Pitch 1 - Climb up the large red ramp below the north face. Find a place to belay below a large dihedral with a huge yellow spot a couple hundred feet up the face. The first pitch starts from here and climbs up the remaining red rock and transitions on to clean grey rock. When possible, traverse left onto a welcome ledge. This is the crux pitch of the route and the most run-out as well. It is a very serious and committing lead. It would be difficult to safely lower off once committed to the grey rock.

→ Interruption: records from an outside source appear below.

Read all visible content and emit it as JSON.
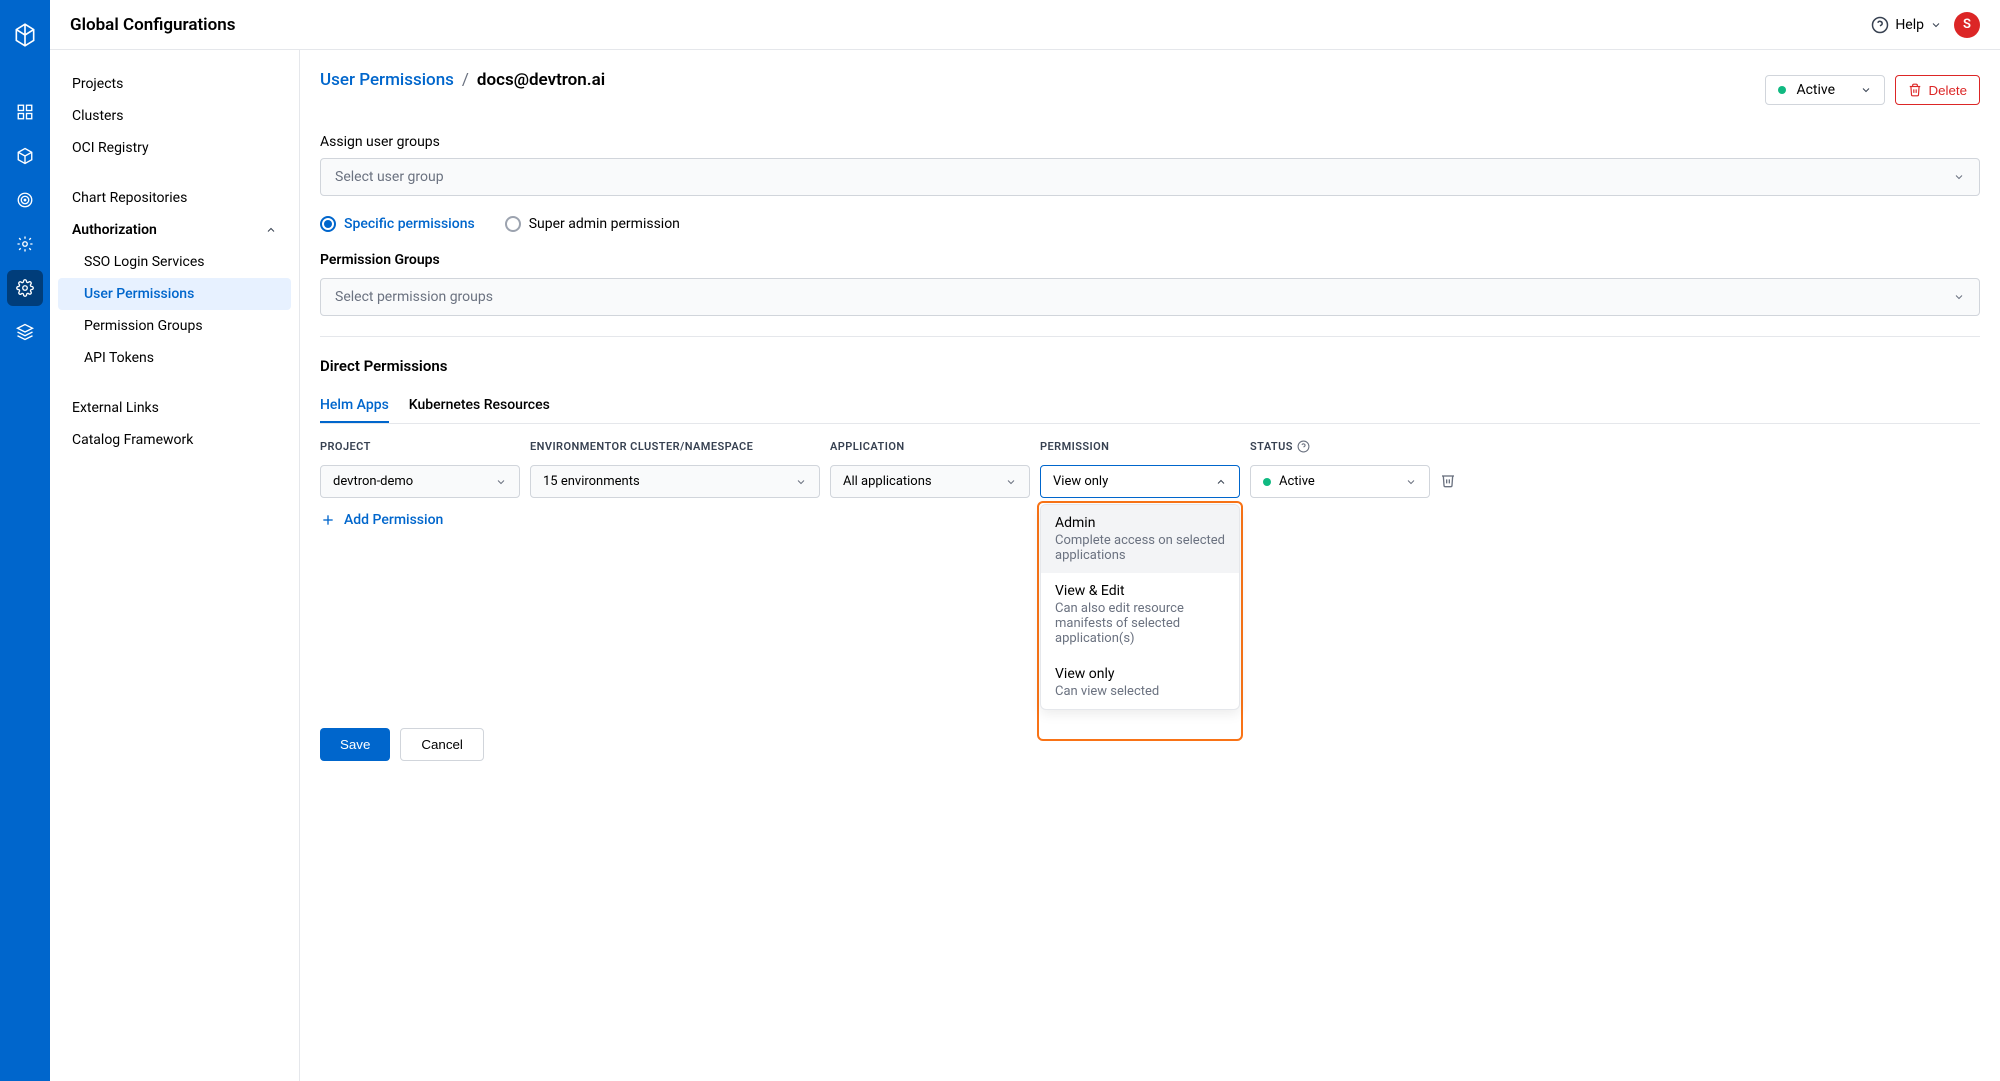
{
  "topbar": {
    "title": "Global Configurations",
    "help": "Help",
    "avatar": "S"
  },
  "sidebar": {
    "items": [
      {
        "label": "Projects"
      },
      {
        "label": "Clusters"
      },
      {
        "label": "OCI Registry"
      },
      {
        "label": "Chart Repositories"
      }
    ],
    "authorization": {
      "label": "Authorization",
      "children": [
        {
          "label": "SSO Login Services"
        },
        {
          "label": "User Permissions",
          "selected": true
        },
        {
          "label": "Permission Groups"
        },
        {
          "label": "API Tokens"
        }
      ]
    },
    "tail": [
      {
        "label": "External Links"
      },
      {
        "label": "Catalog Framework"
      }
    ]
  },
  "breadcrumb": {
    "link": "User Permissions",
    "current": "docs@devtron.ai"
  },
  "header_actions": {
    "status": "Active",
    "delete": "Delete"
  },
  "assign_groups": {
    "label": "Assign user groups",
    "placeholder": "Select user group"
  },
  "perm_radio": {
    "specific": "Specific permissions",
    "super": "Super admin permission"
  },
  "perm_groups": {
    "label": "Permission Groups",
    "placeholder": "Select permission groups"
  },
  "direct": {
    "title": "Direct Permissions"
  },
  "tabs": {
    "helm": "Helm Apps",
    "k8s": "Kubernetes Resources"
  },
  "columns": {
    "project": "PROJECT",
    "env": "ENVIRONMENTOR CLUSTER/NAMESPACE",
    "app": "APPLICATION",
    "perm": "PERMISSION",
    "status": "STATUS"
  },
  "row": {
    "project": "devtron-demo",
    "env": "15 environments",
    "app": "All applications",
    "perm": "View only",
    "status": "Active"
  },
  "add_perm": "Add Permission",
  "dropdown": [
    {
      "title": "Admin",
      "desc": "Complete access on selected applications",
      "hovered": true
    },
    {
      "title": "View & Edit",
      "desc": "Can also edit resource manifests of selected application(s)"
    },
    {
      "title": "View only",
      "desc": "Can view selected"
    }
  ],
  "footer": {
    "save": "Save",
    "cancel": "Cancel"
  }
}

Pitch 2 - Run out slab leading up and right off the belay leads to a series of dihedrals. Climb around a corner into the one on the right which looks substantially easier than the others. Belay at the top of the dihedral on a small ledge below a short chimney.

Pitch 3 - A short chimney leads to a traverse left into the large dihedral with the huge yellow spot that is visible from the start of the route. Climb this a short ways before traversing left on an exposed slab out of the dihedral towards a ledge for the belay.

Pitch 4 - Continue left over large loose blocks to a short fun hand crack. Broken climbing from here for a full pitch leads to a ledge just right of a gully of red and yellow rock.

Pitch 5 - Continue straight up the arete immediately right of the north buttress from the ledge. If comfortable, it is advisable to simul-climb from the start of this pitch to the start of pitch 8.

Pitch 6 - More broken climbing up the arete.

Pitch 7 - More broken climbing up the arete joins up with the north buttress.

Pitch 8 - Steep and exciting climbing up the right side of a reddish dihedral leads to another large ledge.

Pitch 9 - Easy climbing up another headwall towards the obvious red chimney. Belay just before the chimney to avoid rockfall on the next pitch.

Pitch 10 - Follow the red chimney to the notch on top. This pitch has a lot of large dangerous blocks. Caution is required.

Pitch 11 - From the top of the red chimney, climb a fun crack up the right face. Pass the large flake on the left into a an easy wide crack. Belay on ledge.

Pitch 12 - A short very easy pitch leads to the top of the buttress proper and probably one of the best "summits" on Morrison. By stretching a 60m rope to its very end, it is almost possible to link pitches 11 and 12. The result of linking them is finishing this pitch just short of the top and leaves a bit of exposed and loose 3rd class to go to where you can start to descend.

From the top of the buttress a short rappel or 4th class downclimbing leads to easier scrambling for 300' to the summit.


The route starts 300' up and right of the toe of the north buttress where the red and grey rock meet. Scramble up ramps in the red rock to below the large yellow spot three pitches up.

Descend via the east slopes from the summit. During the 3rd class scramble to the true summit from the top of the route, do not try to contour left towards the east slope until no more than 100' from the true summit. It crosses many ridges and does not save time or make things any easier.


The rack should consist of doubles in cams from .3-#2, single #3, and a set of micro nuts. One or two large beaks are very useful for hand placing in thin cracks.